The money is intended to cover the cost of her psychological care, lost income and attorneys' fees.
Thirty-four states, dozens of victims' rights and child advocacy groups, local prosecutors and members of Congress are urging the court to uphold the ruling against Paroline by the New Orleans-based 5th U.S. Circuit Court of Appeals.
No one has intervened on Paroline's behalf. But his lawyer, Stanley Schneider of Houston, said in court papers that there is no link between the restitution ordered by the appeals court and Paroline's conduct.
"An award of $3.4 million against an individual for possessing two images of child pornography is punitive and grossly disproportionate," Schneider said. The $3.4 million estimate on the damages to the victim was calculated by a psychologist working for James Marsh, an attorney for Amy.

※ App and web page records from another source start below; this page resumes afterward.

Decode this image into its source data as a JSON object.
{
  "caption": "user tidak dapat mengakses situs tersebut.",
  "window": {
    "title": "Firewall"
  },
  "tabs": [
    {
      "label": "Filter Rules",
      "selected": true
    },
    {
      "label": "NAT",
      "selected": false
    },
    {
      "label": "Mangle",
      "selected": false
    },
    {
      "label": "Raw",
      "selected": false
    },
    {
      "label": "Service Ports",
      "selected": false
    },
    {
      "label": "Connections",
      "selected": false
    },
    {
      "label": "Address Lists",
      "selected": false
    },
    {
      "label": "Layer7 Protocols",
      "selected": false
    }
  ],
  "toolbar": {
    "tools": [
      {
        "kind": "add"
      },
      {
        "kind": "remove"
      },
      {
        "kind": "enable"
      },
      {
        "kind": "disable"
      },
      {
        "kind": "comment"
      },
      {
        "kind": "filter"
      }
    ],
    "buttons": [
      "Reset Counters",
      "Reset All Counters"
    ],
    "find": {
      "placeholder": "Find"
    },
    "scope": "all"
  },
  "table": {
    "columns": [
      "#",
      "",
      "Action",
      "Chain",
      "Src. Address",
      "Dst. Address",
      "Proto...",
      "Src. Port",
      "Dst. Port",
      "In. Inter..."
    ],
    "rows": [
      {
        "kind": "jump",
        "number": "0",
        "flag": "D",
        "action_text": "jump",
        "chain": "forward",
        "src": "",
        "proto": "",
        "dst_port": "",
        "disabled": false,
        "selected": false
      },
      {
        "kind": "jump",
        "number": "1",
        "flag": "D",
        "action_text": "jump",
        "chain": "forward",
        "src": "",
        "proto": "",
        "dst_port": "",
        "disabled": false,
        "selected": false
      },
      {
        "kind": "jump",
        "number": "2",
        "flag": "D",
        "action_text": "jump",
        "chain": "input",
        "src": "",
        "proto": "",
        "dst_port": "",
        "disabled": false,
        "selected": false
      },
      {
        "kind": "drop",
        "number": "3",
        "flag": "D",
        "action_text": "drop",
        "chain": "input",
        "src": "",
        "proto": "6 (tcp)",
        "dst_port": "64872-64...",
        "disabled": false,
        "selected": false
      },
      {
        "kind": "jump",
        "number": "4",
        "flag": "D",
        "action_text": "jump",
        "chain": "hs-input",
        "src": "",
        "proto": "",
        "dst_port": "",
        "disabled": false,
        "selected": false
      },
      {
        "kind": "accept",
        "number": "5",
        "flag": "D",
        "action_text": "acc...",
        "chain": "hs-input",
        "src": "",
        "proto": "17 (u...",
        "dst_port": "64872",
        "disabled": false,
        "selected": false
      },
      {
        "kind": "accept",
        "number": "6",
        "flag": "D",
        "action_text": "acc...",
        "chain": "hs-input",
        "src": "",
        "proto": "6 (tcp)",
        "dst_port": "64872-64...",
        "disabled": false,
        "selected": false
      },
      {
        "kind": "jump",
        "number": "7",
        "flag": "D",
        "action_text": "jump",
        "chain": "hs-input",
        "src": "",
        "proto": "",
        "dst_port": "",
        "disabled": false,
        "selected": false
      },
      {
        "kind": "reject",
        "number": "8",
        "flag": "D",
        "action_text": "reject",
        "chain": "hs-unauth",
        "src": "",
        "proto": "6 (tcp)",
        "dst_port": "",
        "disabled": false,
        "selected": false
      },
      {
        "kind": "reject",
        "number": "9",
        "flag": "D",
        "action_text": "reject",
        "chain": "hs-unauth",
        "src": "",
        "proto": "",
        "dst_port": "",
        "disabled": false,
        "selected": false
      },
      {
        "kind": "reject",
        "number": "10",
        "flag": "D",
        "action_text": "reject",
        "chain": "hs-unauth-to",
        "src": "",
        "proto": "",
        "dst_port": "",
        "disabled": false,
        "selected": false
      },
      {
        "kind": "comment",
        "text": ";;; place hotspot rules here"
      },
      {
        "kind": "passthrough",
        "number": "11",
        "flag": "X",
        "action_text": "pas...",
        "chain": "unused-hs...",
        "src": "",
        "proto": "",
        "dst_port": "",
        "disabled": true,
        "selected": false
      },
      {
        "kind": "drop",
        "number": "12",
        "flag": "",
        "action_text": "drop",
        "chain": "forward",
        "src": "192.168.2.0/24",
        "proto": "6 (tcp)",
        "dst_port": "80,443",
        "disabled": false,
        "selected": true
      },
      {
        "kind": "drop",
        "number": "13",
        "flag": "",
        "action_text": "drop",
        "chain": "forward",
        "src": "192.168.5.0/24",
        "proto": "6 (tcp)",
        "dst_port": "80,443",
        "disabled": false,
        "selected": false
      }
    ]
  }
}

The Obama administration is trying to steer a middle course. Solicitor General Donald Verrilli Jr. said the government agrees with Amy that her injury comes from the widespread viewing on the Internet of the assaults by her uncle.
"The real question is whether ... a court must impose all of Amy's aggregate losses on each defendant. On that issue, Amy and the government take different views," Verrilli told the court.
The administration said the correct answer is greater than zero and less than the entire amount and said trial judges should make the determination.\
The issue centers on the interpretation of the federal law granting restitution to victims of sex crimes, including child pornography.
Regardless of the outcome of the court case, Congress could change the law. The U.S. Sentencing Commission recommended that lawmakers consider doing just that to eliminate confusion among federal judges about the right way to calculate restitution.
Amy's lawyers estimate that tens of thousands of people worldwide have collected and viewed Amy's images.
Since 2005, there have been about 2,000 prosecutions in federal court that, like Paroline's, included images of the rapes, for which Amy's uncle spent about 10 years in prison and paid a few thousand dollars for counseling sessions for Amy.
Marsh devised the idea of pursuing the people who were convicted of possessing Amy's images, among other child pornography. He identified a provision of the 1994 Violence Against Women Act directing judges to order defendants to pay victims the "full amount" of their losses.
The psychologist employed by Marsh to tally the losses began filing claims on Amy's behalf after she received notices from the Justice Department, under a separate law passed in 2004, telling her of people who had been arrested with her images on their computers.
Courts so far have awarded restitution in 182 cases and Amy has collected $1.6 million. Of that total, $1.2 million came from one man.
Typically, the court-ordered awards and the amounts collected have been much smaller, as little as $50 in one case, according to Justice Department records. Many judges have ordered no payments at all, Marsh said.
The restitution law does not allow Amy to receive more than the lifetime estimate of her losses, Marsh said. But until the 5th Circuit ruling, Marsh said, "She has been forced to go around the country endlessly seeking out defendants with assets. It's endless, and it takes a toll on the victim."
If upheld, the ruling would change the equation. Courts would not have to determine exactly how much harm any one defendant caused Amy. Instead, all defendants would be liable for the entire outstanding amount, raising the possibility that a few well-heeled people among those convicted might contribute most, if not all, of the remaining restitution.
Marsh said such an outcome would be just, and wealthy defendants could fight among themselves about who should pay what. "It's really about shifting the burden from the innocent victim to the people who are responsible," Marsh said.
The case is Paroline v. Amy Unknown and U.S., 12-8561.